Data: Begin

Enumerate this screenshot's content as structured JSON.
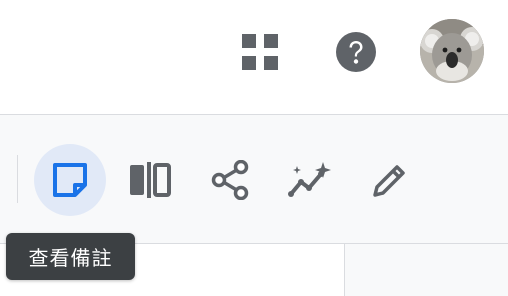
{
  "header": {
    "apps_icon": "apps-grid-icon",
    "help_icon": "help-circle-icon",
    "avatar_icon": "koala-avatar"
  },
  "toolbar": {
    "items": [
      {
        "name": "sticky-note-icon",
        "active": true
      },
      {
        "name": "compare-columns-icon",
        "active": false
      },
      {
        "name": "share-icon",
        "active": false
      },
      {
        "name": "sparkle-insights-icon",
        "active": false
      },
      {
        "name": "pencil-edit-icon",
        "active": false
      }
    ]
  },
  "tooltip": {
    "text": "查看備註"
  },
  "colors": {
    "accent": "#1a73e8",
    "active_bg": "#e1e9f7",
    "icon": "#5f6368",
    "tooltip_bg": "#3c4043"
  }
}
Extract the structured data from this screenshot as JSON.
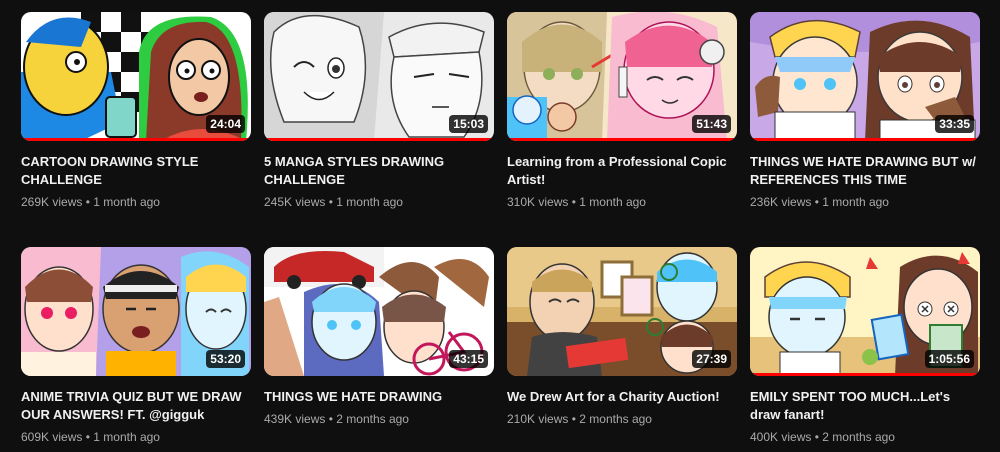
{
  "videos": [
    {
      "title": "CARTOON DRAWING STYLE CHALLENGE",
      "duration": "24:04",
      "views": "269K views",
      "age": "1 month ago",
      "watched": 1.0
    },
    {
      "title": "5 MANGA STYLES DRAWING CHALLENGE",
      "duration": "15:03",
      "views": "245K views",
      "age": "1 month ago",
      "watched": 1.0
    },
    {
      "title": "Learning from a Professional Copic Artist!",
      "duration": "51:43",
      "views": "310K views",
      "age": "1 month ago",
      "watched": 1.0
    },
    {
      "title": "THINGS WE HATE DRAWING BUT w/ REFERENCES THIS TIME",
      "duration": "33:35",
      "views": "236K views",
      "age": "1 month ago",
      "watched": 1.0
    },
    {
      "title": "ANIME TRIVIA QUIZ BUT WE DRAW OUR ANSWERS! FT. @gigguk",
      "duration": "53:20",
      "views": "609K views",
      "age": "1 month ago",
      "watched": 0.0
    },
    {
      "title": "THINGS WE HATE DRAWING",
      "duration": "43:15",
      "views": "439K views",
      "age": "2 months ago",
      "watched": 0.0
    },
    {
      "title": "We Drew Art for a Charity Auction!",
      "duration": "27:39",
      "views": "210K views",
      "age": "2 months ago",
      "watched": 0.0
    },
    {
      "title": "EMILY SPENT TOO MUCH...Let's draw fanart!",
      "duration": "1:05:56",
      "views": "400K views",
      "age": "2 months ago",
      "watched": 1.0
    }
  ],
  "separator": "•"
}
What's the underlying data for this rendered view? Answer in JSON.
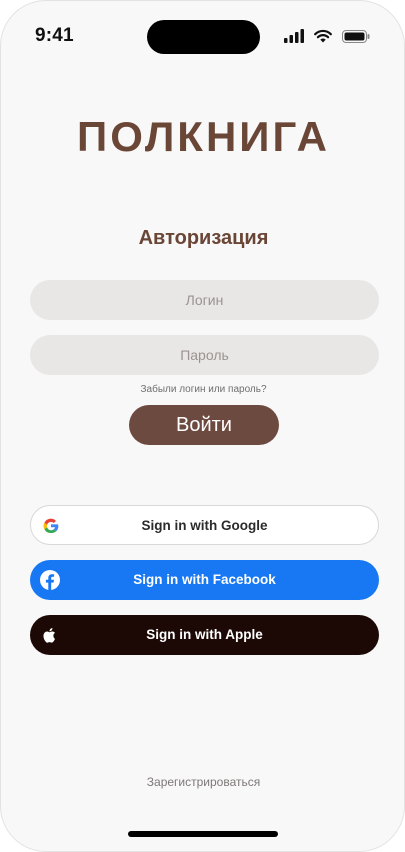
{
  "status_bar": {
    "time": "9:41"
  },
  "brand": {
    "title": "ПОЛКНИГА"
  },
  "auth": {
    "title": "Авторизация",
    "login_placeholder": "Логин",
    "password_placeholder": "Пароль",
    "forgot_text": "Забыли логин или пароль?",
    "submit_label": "Войти"
  },
  "social": {
    "google_label": "Sign in with Google",
    "facebook_label": "Sign in with Facebook",
    "apple_label": "Sign in with Apple"
  },
  "footer": {
    "register_label": "Зарегистрироваться"
  },
  "colors": {
    "brand": "#6a4637",
    "button": "#6d4a40",
    "facebook": "#1877f2",
    "apple": "#1c0906"
  }
}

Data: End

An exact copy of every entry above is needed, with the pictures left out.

Enumerate this screenshot's content as structured JSON.
{
  "header": {
    "apps_icon": "apps-grid-icon",
    "help_icon": "help-circle-icon",
    "avatar_icon": "koala-avatar"
  },
  "toolbar": {
    "items": [
      {
        "name": "sticky-note-icon",
        "active": true
      },
      {
        "name": "compare-columns-icon",
        "active": false
      },
      {
        "name": "share-icon",
        "active": false
      },
      {
        "name": "sparkle-insights-icon",
        "active": false
      },
      {
        "name": "pencil-edit-icon",
        "active": false
      }
    ]
  },
  "tooltip": {
    "text": "查看備註"
  },
  "colors": {
    "accent": "#1a73e8",
    "active_bg": "#e1e9f7",
    "icon": "#5f6368",
    "tooltip_bg": "#3c4043"
  }
}
Extract the structured data from this screenshot as JSON.
{
  "videos": [
    {
      "title": "CARTOON DRAWING STYLE CHALLENGE",
      "duration": "24:04",
      "views": "269K views",
      "age": "1 month ago",
      "watched": 1.0
    },
    {
      "title": "5 MANGA STYLES DRAWING CHALLENGE",
      "duration": "15:03",
      "views": "245K views",
      "age": "1 month ago",
      "watched": 1.0
    },
    {
      "title": "Learning from a Professional Copic Artist!",
      "duration": "51:43",
      "views": "310K views",
      "age": "1 month ago",
      "watched": 1.0
    },
    {
      "title": "THINGS WE HATE DRAWING BUT w/ REFERENCES THIS TIME",
      "duration": "33:35",
      "views": "236K views",
      "age": "1 month ago",
      "watched": 1.0
    },
    {
      "title": "ANIME TRIVIA QUIZ BUT WE DRAW OUR ANSWERS! FT. @gigguk",
      "duration": "53:20",
      "views": "609K views",
      "age": "1 month ago",
      "watched": 0.0
    },
    {
      "title": "THINGS WE HATE DRAWING",
      "duration": "43:15",
      "views": "439K views",
      "age": "2 months ago",
      "watched": 0.0
    },
    {
      "title": "We Drew Art for a Charity Auction!",
      "duration": "27:39",
      "views": "210K views",
      "age": "2 months ago",
      "watched": 0.0
    },
    {
      "title": "EMILY SPENT TOO MUCH...Let's draw fanart!",
      "duration": "1:05:56",
      "views": "400K views",
      "age": "2 months ago",
      "watched": 1.0
    }
  ],
  "separator": "•"
}
What's the underlying data for this rendered view? Answer in JSON.
{
  "status_bar": {
    "time": "9:41"
  },
  "brand": {
    "title": "ПОЛКНИГА"
  },
  "auth": {
    "title": "Авторизация",
    "login_placeholder": "Логин",
    "password_placeholder": "Пароль",
    "forgot_text": "Забыли логин или пароль?",
    "submit_label": "Войти"
  },
  "social": {
    "google_label": "Sign in with Google",
    "facebook_label": "Sign in with Facebook",
    "apple_label": "Sign in with Apple"
  },
  "footer": {
    "register_label": "Зарегистрироваться"
  },
  "colors": {
    "brand": "#6a4637",
    "button": "#6d4a40",
    "facebook": "#1877f2",
    "apple": "#1c0906"
  }
}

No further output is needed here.